_Work instructions_
Search the listing for the string "რეალიზებული" and copy every line that contains it.

------ Data for review ------

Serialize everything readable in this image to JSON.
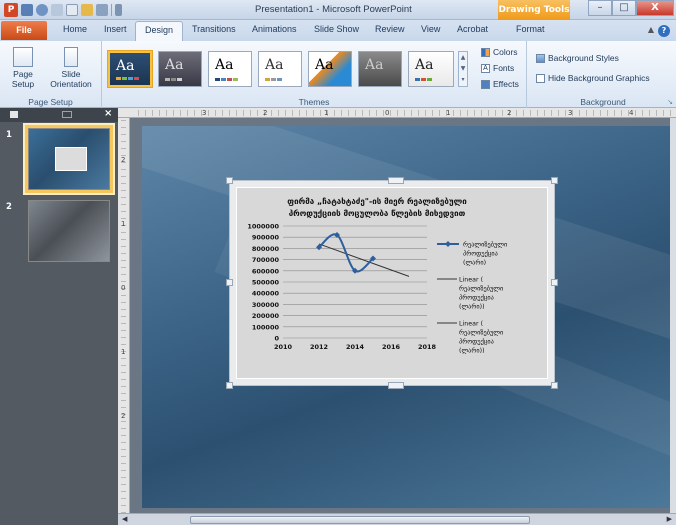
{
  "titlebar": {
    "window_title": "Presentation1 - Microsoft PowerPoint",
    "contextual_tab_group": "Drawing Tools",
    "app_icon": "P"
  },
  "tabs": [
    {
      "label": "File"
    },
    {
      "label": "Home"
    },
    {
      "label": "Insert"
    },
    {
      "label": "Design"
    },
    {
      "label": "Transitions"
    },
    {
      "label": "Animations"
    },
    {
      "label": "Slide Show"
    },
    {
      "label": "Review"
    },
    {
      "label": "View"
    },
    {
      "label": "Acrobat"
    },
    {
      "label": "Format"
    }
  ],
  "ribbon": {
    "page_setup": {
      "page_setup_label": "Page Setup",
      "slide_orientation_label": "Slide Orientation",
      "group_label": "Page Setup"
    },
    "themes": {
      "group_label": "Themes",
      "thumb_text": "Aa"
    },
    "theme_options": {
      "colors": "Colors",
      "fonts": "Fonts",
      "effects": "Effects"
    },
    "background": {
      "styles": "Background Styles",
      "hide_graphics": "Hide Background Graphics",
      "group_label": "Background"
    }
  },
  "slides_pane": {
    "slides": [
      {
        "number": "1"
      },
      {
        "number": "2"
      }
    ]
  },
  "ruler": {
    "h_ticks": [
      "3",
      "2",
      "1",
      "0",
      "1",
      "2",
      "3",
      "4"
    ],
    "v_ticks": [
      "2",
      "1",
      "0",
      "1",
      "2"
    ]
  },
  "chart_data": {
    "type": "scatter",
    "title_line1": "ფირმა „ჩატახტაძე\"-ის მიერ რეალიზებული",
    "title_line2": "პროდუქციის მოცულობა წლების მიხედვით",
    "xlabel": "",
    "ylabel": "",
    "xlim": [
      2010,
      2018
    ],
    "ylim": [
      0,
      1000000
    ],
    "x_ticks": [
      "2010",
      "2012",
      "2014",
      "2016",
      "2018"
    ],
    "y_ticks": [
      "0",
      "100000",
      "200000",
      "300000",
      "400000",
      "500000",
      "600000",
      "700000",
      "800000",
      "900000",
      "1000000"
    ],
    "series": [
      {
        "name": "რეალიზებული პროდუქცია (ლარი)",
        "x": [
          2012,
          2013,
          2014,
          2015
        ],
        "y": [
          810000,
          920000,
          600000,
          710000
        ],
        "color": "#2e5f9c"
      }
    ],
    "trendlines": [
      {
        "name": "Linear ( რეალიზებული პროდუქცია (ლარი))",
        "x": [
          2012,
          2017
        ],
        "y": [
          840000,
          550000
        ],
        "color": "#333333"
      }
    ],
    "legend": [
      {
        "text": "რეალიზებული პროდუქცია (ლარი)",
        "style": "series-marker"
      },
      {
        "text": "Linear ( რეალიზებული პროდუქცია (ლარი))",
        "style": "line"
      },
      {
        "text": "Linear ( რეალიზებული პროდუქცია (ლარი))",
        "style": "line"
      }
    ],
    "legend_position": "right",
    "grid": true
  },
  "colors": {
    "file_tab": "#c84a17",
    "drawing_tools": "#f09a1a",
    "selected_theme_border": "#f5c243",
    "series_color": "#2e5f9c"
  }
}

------
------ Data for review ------

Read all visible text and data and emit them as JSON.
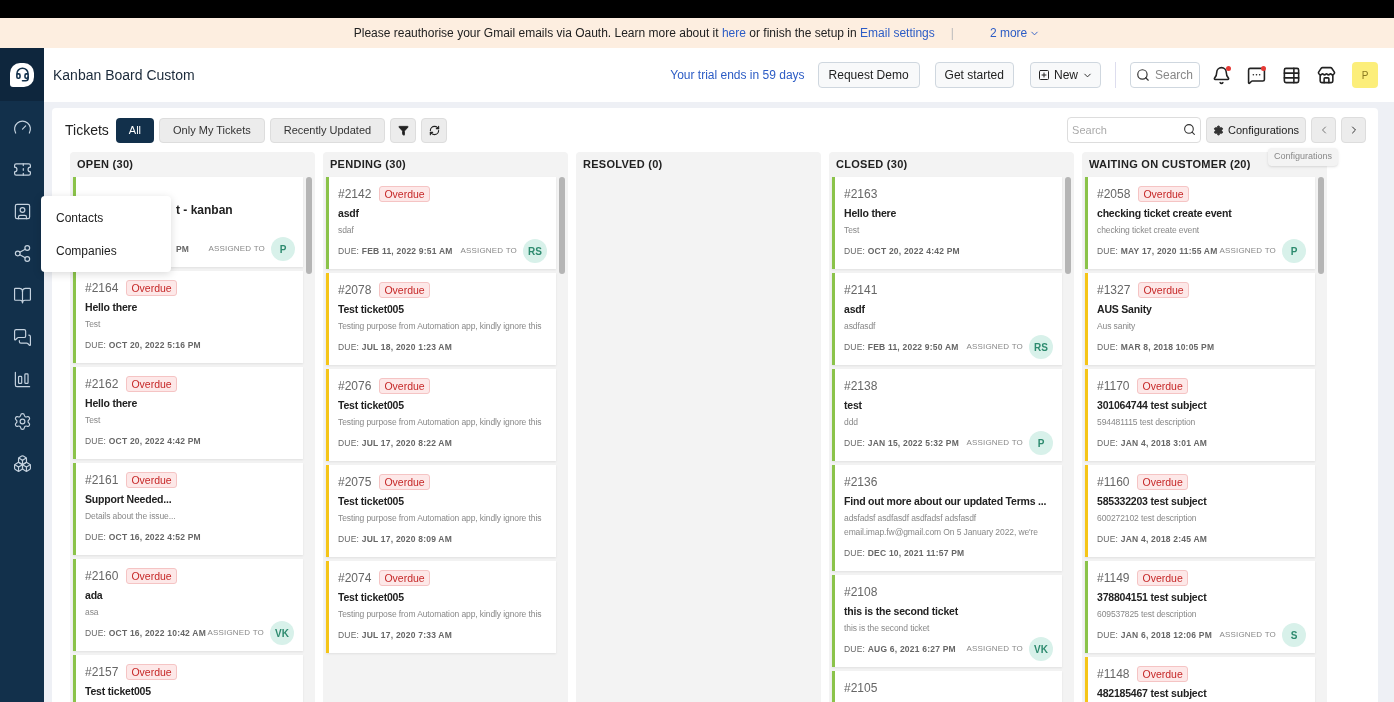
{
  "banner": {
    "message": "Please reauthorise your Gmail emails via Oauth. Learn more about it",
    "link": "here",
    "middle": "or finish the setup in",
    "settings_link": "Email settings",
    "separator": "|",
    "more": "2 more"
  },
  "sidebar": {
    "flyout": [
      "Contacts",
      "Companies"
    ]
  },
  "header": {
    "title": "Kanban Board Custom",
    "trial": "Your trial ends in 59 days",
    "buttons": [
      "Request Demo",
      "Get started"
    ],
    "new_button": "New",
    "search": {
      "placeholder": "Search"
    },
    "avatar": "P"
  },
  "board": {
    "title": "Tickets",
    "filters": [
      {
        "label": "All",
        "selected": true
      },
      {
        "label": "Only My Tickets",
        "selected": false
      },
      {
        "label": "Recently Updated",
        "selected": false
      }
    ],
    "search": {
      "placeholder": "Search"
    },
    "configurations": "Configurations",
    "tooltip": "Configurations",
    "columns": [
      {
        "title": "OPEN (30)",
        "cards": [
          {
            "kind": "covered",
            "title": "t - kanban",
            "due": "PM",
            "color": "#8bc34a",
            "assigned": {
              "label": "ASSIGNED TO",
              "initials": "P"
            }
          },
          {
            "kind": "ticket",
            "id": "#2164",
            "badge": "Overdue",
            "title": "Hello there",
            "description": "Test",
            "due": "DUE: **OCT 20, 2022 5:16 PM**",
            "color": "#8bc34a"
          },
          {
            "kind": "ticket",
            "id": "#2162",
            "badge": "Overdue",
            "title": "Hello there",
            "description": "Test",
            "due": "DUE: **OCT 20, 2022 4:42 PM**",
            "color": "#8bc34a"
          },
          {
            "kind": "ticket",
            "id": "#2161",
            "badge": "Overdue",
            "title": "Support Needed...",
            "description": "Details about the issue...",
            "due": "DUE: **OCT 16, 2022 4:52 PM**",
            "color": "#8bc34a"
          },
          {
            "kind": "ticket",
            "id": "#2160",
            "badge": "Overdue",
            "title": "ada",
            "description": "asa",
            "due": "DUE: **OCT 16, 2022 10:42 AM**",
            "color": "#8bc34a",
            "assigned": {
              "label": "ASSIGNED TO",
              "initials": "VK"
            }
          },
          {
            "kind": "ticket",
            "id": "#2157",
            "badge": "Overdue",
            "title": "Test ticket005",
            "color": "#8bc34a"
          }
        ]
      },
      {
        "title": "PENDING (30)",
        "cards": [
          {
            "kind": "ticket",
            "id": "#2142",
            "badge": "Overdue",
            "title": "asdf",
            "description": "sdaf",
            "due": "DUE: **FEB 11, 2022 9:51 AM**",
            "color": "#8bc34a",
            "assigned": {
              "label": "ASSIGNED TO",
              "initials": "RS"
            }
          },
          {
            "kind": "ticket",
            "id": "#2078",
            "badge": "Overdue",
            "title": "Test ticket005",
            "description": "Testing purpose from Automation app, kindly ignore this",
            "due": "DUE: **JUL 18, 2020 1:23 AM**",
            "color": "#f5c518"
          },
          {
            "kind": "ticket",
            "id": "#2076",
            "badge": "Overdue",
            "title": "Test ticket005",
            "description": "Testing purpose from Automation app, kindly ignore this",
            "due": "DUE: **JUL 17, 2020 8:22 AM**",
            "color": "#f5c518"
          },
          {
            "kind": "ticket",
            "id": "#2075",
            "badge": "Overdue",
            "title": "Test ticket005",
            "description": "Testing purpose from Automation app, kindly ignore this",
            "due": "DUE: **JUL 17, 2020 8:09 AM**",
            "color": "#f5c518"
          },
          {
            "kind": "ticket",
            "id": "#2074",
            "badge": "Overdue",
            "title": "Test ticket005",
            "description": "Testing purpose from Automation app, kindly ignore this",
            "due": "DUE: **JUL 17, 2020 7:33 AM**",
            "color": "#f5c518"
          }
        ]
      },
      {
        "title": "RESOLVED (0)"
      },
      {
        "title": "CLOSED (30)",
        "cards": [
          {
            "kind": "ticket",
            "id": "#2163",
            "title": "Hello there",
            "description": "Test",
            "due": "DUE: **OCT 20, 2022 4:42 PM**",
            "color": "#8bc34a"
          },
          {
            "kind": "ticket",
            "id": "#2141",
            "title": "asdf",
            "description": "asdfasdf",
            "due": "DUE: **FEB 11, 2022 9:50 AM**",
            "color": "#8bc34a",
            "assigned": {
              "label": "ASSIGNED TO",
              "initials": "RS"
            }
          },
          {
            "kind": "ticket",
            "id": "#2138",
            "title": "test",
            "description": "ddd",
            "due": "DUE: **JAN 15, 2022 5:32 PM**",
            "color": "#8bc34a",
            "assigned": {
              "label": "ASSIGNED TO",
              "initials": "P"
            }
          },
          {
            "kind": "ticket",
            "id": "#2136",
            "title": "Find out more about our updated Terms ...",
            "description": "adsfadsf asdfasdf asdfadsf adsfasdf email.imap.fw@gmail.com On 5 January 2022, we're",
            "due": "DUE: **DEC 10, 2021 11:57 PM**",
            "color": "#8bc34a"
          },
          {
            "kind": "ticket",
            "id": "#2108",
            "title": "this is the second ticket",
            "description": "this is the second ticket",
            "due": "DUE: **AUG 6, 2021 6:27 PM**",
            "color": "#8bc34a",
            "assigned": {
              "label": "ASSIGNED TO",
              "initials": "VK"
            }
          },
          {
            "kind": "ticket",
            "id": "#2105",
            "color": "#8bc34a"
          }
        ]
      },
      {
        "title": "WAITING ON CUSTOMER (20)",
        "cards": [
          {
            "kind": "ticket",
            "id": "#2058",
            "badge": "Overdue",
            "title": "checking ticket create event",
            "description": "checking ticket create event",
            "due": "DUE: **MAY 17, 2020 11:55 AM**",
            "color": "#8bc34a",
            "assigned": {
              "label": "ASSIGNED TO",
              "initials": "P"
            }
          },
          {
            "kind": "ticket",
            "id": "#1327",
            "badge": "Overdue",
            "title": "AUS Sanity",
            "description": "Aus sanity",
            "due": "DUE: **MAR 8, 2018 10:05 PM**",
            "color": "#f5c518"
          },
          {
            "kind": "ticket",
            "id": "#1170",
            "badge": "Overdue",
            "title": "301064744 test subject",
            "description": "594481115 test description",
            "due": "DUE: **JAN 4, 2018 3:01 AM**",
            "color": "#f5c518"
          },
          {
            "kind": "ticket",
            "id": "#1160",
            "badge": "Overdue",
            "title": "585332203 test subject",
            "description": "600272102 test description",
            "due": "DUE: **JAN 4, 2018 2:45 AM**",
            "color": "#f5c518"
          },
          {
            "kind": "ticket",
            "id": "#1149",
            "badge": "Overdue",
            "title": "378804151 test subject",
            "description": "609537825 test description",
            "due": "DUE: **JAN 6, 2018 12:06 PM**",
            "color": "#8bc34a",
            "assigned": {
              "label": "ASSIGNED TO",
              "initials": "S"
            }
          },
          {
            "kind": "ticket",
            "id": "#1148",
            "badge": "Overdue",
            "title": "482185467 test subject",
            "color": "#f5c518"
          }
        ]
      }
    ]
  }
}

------
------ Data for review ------

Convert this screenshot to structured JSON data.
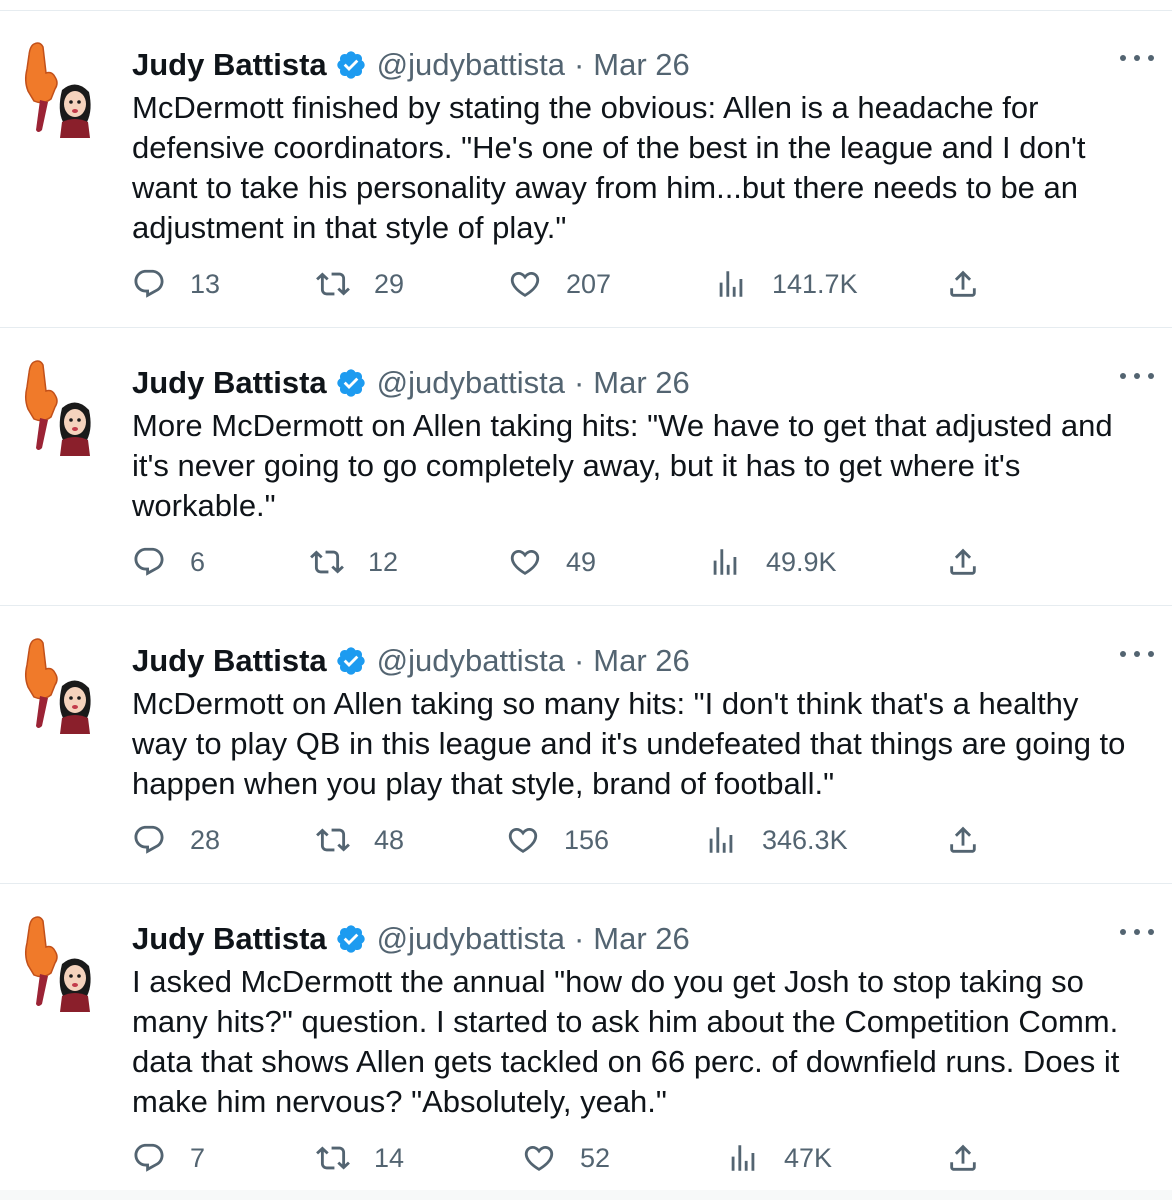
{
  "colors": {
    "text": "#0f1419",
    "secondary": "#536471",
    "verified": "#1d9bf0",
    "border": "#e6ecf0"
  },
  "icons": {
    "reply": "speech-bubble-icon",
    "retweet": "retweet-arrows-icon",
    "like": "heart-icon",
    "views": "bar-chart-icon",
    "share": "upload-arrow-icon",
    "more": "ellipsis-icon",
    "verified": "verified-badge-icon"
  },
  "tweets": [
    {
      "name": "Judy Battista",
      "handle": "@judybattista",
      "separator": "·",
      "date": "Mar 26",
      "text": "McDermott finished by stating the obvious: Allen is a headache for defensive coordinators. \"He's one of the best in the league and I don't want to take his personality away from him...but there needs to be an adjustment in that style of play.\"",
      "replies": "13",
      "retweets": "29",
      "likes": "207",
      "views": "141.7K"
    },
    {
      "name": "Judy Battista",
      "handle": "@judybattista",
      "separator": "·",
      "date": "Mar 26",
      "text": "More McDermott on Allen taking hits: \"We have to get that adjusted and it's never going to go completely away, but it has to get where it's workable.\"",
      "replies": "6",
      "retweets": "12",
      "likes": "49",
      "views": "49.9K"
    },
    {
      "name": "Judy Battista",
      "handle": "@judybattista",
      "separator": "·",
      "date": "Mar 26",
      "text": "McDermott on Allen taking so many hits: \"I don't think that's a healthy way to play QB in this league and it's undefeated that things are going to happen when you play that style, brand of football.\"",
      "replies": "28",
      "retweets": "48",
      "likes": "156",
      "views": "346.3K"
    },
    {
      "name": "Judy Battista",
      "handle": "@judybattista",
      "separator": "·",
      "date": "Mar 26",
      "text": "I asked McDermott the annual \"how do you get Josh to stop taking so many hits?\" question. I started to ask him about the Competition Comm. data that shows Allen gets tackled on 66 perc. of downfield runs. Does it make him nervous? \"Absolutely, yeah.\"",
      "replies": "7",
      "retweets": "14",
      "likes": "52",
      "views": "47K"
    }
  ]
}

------

_Finished exercise_
    "title_line1": "ფირმა „ჩატახტაძე\"-ის მიერ რეალიზებული",
        "name": "რეალიზებული პროდუქცია (ლარი)",
        "name": "Linear ( რეალიზებული პროდუქცია (ლარი))",
        "text": "რეალიზებული პროდუქცია (ლარი)",
        "text": "Linear ( რეალიზებული პროდუქცია (ლარი))",
        "text": "Linear ( რეალიზებული პროდუქცია (ლარი))",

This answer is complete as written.